The Pennsylvania Department of Education (PDE) and Department of Drug and Alcohol Programs (DDAP) visited the Halifax Area Middle School and High School to highlight their evidence-based substance use disorder (SUD) prevention program and remind schools of the resources available to provide support to students, educators, and communities.
“Prevention is our first line of defense in assuring our children grow up to live healthy, productive lives,” said DDAP Secretary Jen Smith. “We must address trauma, mental health conditions, and adverse childhood experiences brought on by the impacts of the COVID-19 pandemic. Intensifying our primary prevention efforts and strengthening protective factors such as positive school climate, decision-making and coping skills, and how to process trauma is absolutely critical to address these risk factors which too often lead to misusing substances.”
According to the Substance Abuse and Mental Health Services Administration (SAMHSA), primary prevention education is “delivered prior to the onset of a (mental health or substance use) disorder to prevent or reduce the risk of developing a behavioral health problem, such as underage alcohol use, prescription drug misuse and abuse, and illicit drug use.”
“Since the onset of the COVID-19 pandemic, people across the nation have experienced an increase in frustration, anxiety, depression—all things that can lead to substance misuse—and these outcomes are not limited to any one age group, gender, race, or geographic area,” said Secretary of Education Dr. Noe Ortega. “The Wolf Administration is committed to the health and well-being of our students and educators and has an array of helpful resources available for schools to take advantage of as they work to prevent substance use disorders.”
The secretaries met with members of Halifax Area School District’s Communities that Care Club (CTC), which provides direct access to SUD prevention activities, including in-person classroom instruction. Halifax CTC was established by a group of school administrators and community members in July 2001 and is designed to take communities through a well-defined and structured process to prevent adolescent problem behaviors and promote positive youth development.
A key component of Halifax CTC is youth-led clubs that are offered in 4th through 12th grades, and currently have over 80 members. Halifax CTC is funded through the Dauphin County Department of Drug and Alcohol Services and offers several school programs including:
- Botvin LifeSkills Training: An evidence-based SUD program with over 20 years of rigorous research that is designed for students at the upper elementary school level. Botvin LifeSkills Training is based on scientific evidence of what causes substance misuse, uses a comprehensive approach, emphasizes proven skills training methods, and is proven to reduce tobacco, alcohol, and other drug use.
- Too Good for Drugs and Violence: An evidence-based program where lessons include activities to strengthen knowledge, attitudes, beliefs, and skills effective for drug-use and violence prevention.
Research has shown that certain prevention programs are proven to reduce the likelihood of a student’s future substance use and improve mental health and educational outcomes.

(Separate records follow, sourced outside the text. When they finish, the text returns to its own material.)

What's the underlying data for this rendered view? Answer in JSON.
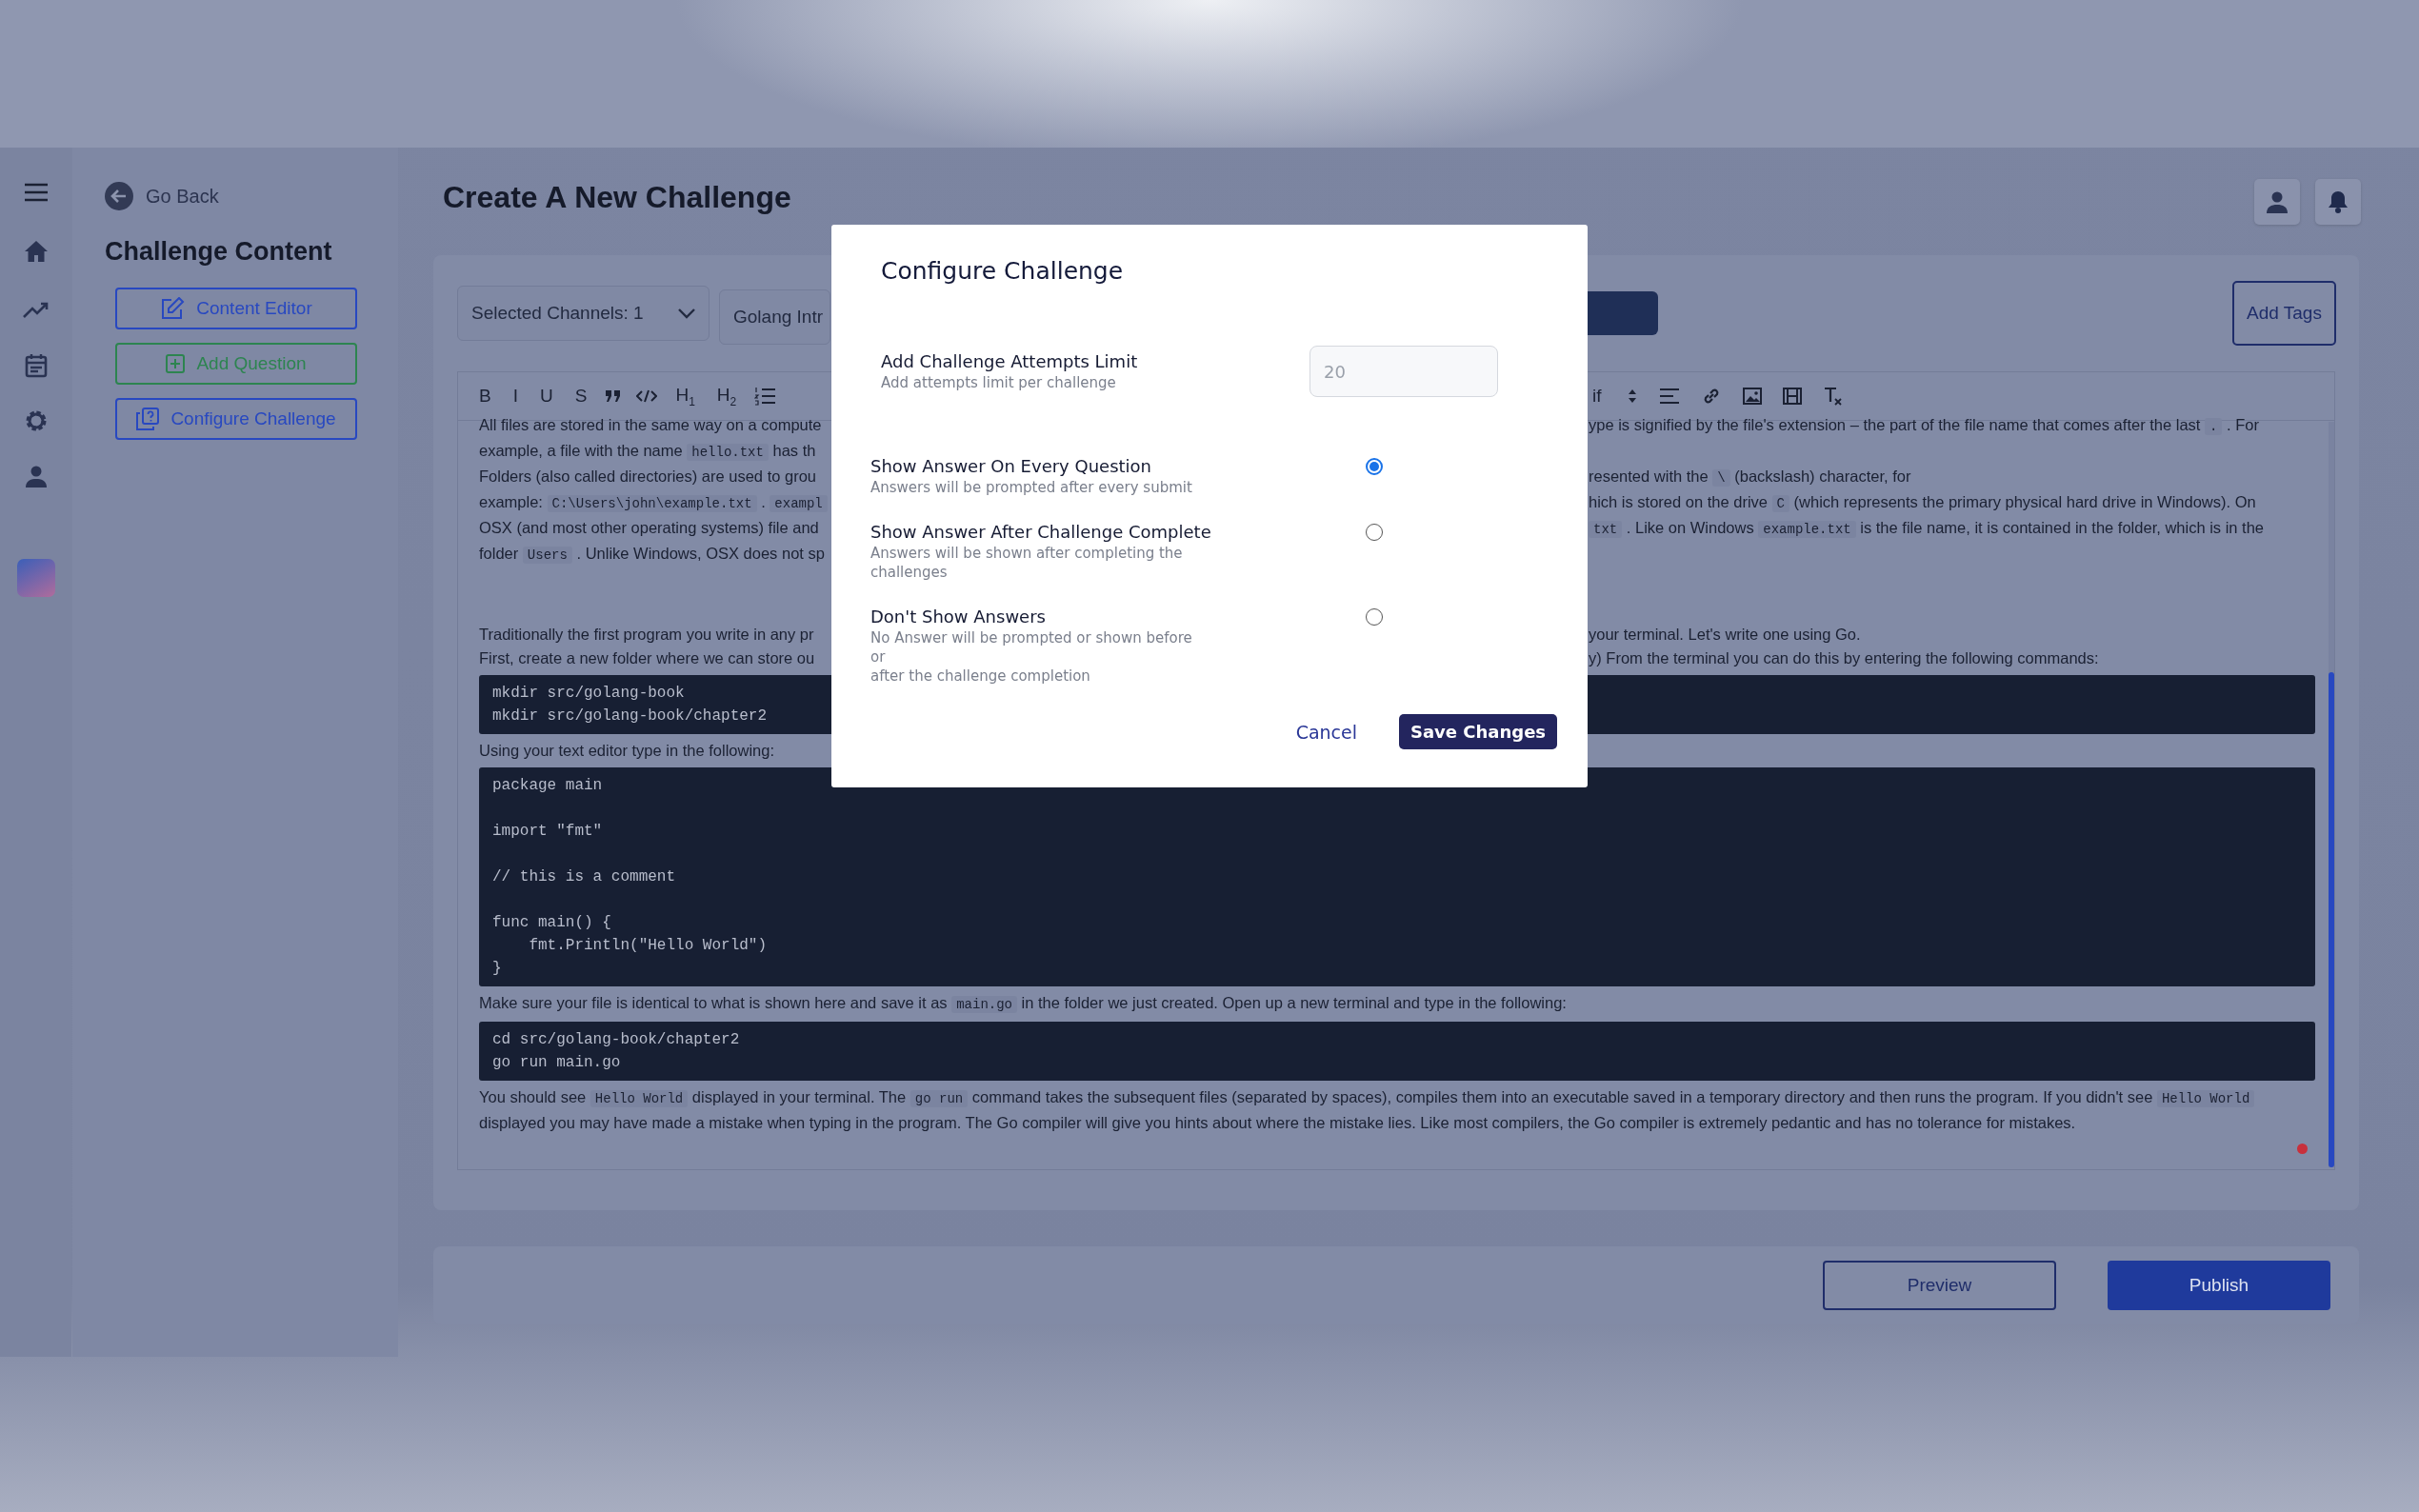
{
  "sidebar": {
    "back_link": "Go Back",
    "heading": "Challenge Content",
    "buttons": [
      {
        "label": "Content Editor",
        "kind": "edit"
      },
      {
        "label": "Add Question",
        "kind": "add"
      },
      {
        "label": "Configure Challenge",
        "kind": "config"
      }
    ]
  },
  "header": {
    "title": "Create A New Challenge"
  },
  "controls": {
    "channels_dropdown": "Selected Channels: 1",
    "name_field": "Golang Intr",
    "add_tags": "Add Tags"
  },
  "toolbar": {
    "left": [
      {
        "kind": "text",
        "label": "B"
      },
      {
        "kind": "text",
        "label": "I"
      },
      {
        "kind": "text",
        "label": "U"
      },
      {
        "kind": "text",
        "label": "S"
      },
      {
        "kind": "quote"
      },
      {
        "kind": "code"
      },
      {
        "kind": "text",
        "label": "H$_{1}$"
      },
      {
        "kind": "text",
        "label": "H$_{2}$"
      },
      {
        "kind": "list"
      }
    ],
    "right": [
      {
        "kind": "text",
        "label": "if"
      },
      {
        "kind": "stepper"
      },
      {
        "kind": "align"
      },
      {
        "kind": "link"
      },
      {
        "kind": "image"
      },
      {
        "kind": "video"
      },
      {
        "kind": "clear"
      }
    ]
  },
  "editor": {
    "blocks": [
      {
        "kind": "split",
        "left": [
          {
            "kind": "text",
            "text": "All files are stored in the same way on a compute"
          }
        ],
        "right": [
          {
            "kind": "text",
            "text": "ype is signified by the file's extension – the part of the file name that comes after the last "
          },
          {
            "kind": "code",
            "text": "."
          },
          {
            "kind": "text",
            "text": " . For"
          }
        ]
      },
      {
        "kind": "split",
        "left": [
          {
            "kind": "text",
            "text": "example, a file with the name "
          },
          {
            "kind": "code",
            "text": "hello.txt"
          },
          {
            "kind": "text",
            "text": " has th"
          }
        ]
      },
      {
        "kind": "split",
        "left": [
          {
            "kind": "text",
            "text": "Folders (also called directories) are used to grou"
          }
        ],
        "right": [
          {
            "kind": "text",
            "text": "resented with the "
          },
          {
            "kind": "code",
            "text": "\\"
          },
          {
            "kind": "text",
            "text": " (backslash) character, for"
          }
        ]
      },
      {
        "kind": "split",
        "left": [
          {
            "kind": "text",
            "text": "example: "
          },
          {
            "kind": "code",
            "text": "C:\\Users\\john\\example.txt"
          },
          {
            "kind": "text",
            "text": " . "
          },
          {
            "kind": "code",
            "text": "exampl"
          }
        ],
        "right": [
          {
            "kind": "text",
            "text": "hich is stored on the drive "
          },
          {
            "kind": "code",
            "text": "C"
          },
          {
            "kind": "text",
            "text": " (which represents the primary physical hard drive in Windows). On"
          }
        ]
      },
      {
        "kind": "split",
        "left": [
          {
            "kind": "text",
            "text": "OSX (and most other operating systems) file and"
          }
        ],
        "right": [
          {
            "kind": "code",
            "text": "txt"
          },
          {
            "kind": "text",
            "text": " . Like on Windows "
          },
          {
            "kind": "code",
            "text": "example.txt"
          },
          {
            "kind": "text",
            "text": " is the file name, it is contained in the folder, which is in the"
          }
        ]
      },
      {
        "kind": "split",
        "left": [
          {
            "kind": "text",
            "text": "folder "
          },
          {
            "kind": "code",
            "text": "Users"
          },
          {
            "kind": "text",
            "text": " . Unlike Windows, OSX does not sp"
          }
        ]
      },
      {
        "kind": "break"
      },
      {
        "kind": "split",
        "left": [
          {
            "kind": "text",
            "text": "Traditionally the first program you write in any pr"
          }
        ],
        "right": [
          {
            "kind": "text",
            "text": "your terminal. Let's write one using Go."
          }
        ]
      },
      {
        "kind": "split",
        "left": [
          {
            "kind": "text",
            "text": "First, create a new folder where we can store ou"
          }
        ],
        "right": [
          {
            "kind": "text",
            "text": "y) From the terminal you can do this by entering the following commands:"
          }
        ]
      },
      {
        "kind": "code",
        "groups": [
          [
            "mkdir src/golang-book",
            "mkdir src/golang-book/chapter2"
          ]
        ]
      },
      {
        "kind": "split",
        "left": [
          {
            "kind": "text",
            "text": "Using your text editor type in the following:"
          }
        ]
      },
      {
        "kind": "code",
        "groups": [
          [
            "package main"
          ],
          [
            "import \"fmt\""
          ],
          [
            "// this is a comment"
          ],
          [
            "func main() {",
            "    fmt.Println(\"Hello World\")",
            "}"
          ]
        ]
      },
      {
        "kind": "para",
        "segments": [
          {
            "kind": "text",
            "text": "Make sure your file is identical to what is shown here and save it as "
          },
          {
            "kind": "code",
            "text": "main.go"
          },
          {
            "kind": "text",
            "text": " in the folder we just created. Open up a new terminal and type in the following:"
          }
        ]
      },
      {
        "kind": "code",
        "groups": [
          [
            "cd src/golang-book/chapter2",
            "go run main.go"
          ]
        ]
      },
      {
        "kind": "para",
        "segments": [
          {
            "kind": "text",
            "text": "You should see "
          },
          {
            "kind": "code",
            "text": "Hello World"
          },
          {
            "kind": "text",
            "text": " displayed in your terminal. The "
          },
          {
            "kind": "code",
            "text": "go run"
          },
          {
            "kind": "text",
            "text": " command takes the subsequent files (separated by spaces), compiles them into an executable saved in a temporary directory and then runs the program. If you didn't see "
          },
          {
            "kind": "code",
            "text": "Hello World"
          },
          {
            "kind": "text",
            "text": " displayed you may have made a mistake when typing in the program. The Go compiler will give you hints about where the mistake lies. Like most compilers, the Go compiler is extremely pedantic and has no tolerance for mistakes."
          }
        ]
      }
    ]
  },
  "footer": {
    "preview": "Preview",
    "publish": "Publish"
  },
  "modal": {
    "title": "Configure Challenge",
    "attempts": {
      "label": "Add Challenge Attempts Limit",
      "hint": "Add attempts limit per challenge",
      "value": "20"
    },
    "options": [
      {
        "label": "Show Answer On Every Question",
        "hint": "Answers will be prompted after every submit",
        "selected": true
      },
      {
        "label": "Show Answer After Challenge Complete",
        "hint": "Answers will be shown after completing the\nchallenges",
        "selected": false
      },
      {
        "label": "Don't Show Answers",
        "hint": "No Answer will be prompted or shown before\nor\nafter the challenge completion",
        "selected": false
      }
    ],
    "cancel": "Cancel",
    "save": "Save Changes"
  }
}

Prevention programs accomplish this by increasing protective factors, which are environmental, biological, or relational factors that help children deal with stressful and risky events in an effective way.
The Alcohol and Other Drugs Resource Guide provides information that can help schools identify their needs, select prevention programs, and implement prevention programs. This guide outlines Alcohol and Other Drug (AOD) programs, curricula, and supplementary programs. Best practices on choosing AOD programs involve usage of evidence-based, effective, and promising programs that are developmentally appropriate.
County drug and alcohol offices can provide prevention programs and materials that address numerous substance-related topics, and also help with selecting prevention programs that are the best fit for schools, parents/families, and communities.
School district data from the PA Youth Survey (PAYS) is an important resource for identifying student needs and the factors influencing student substance use. This information can be used to help guide the selection of prevention programs. The PAYS How-to Guide is a tool to help in analyzing PAYS data. Local county drug and alcohol offices and coalitions may also be able to assist in analyzing PAYS data.
Just Five is a free online tool to enhance education and awareness about substance use disorder (SUD). With just six short learning modules, it is a self-paced program that aims to increase awareness, reduce stigma, and provide education about SUD prevention and treatment which inspires conversations with family, friends, and communities.
The Get Help Now Hotline is a toll-free helpline that connects callers with treatment options and resources for themselves or a loved one. You can reach the Get Help Now helpline at 1-800-662-HELP (4357). The helpline is available 24/7 – including on national holidays. An anonymous chat service offering the same information to individuals who may not be comfortable speaking on the phone is also available.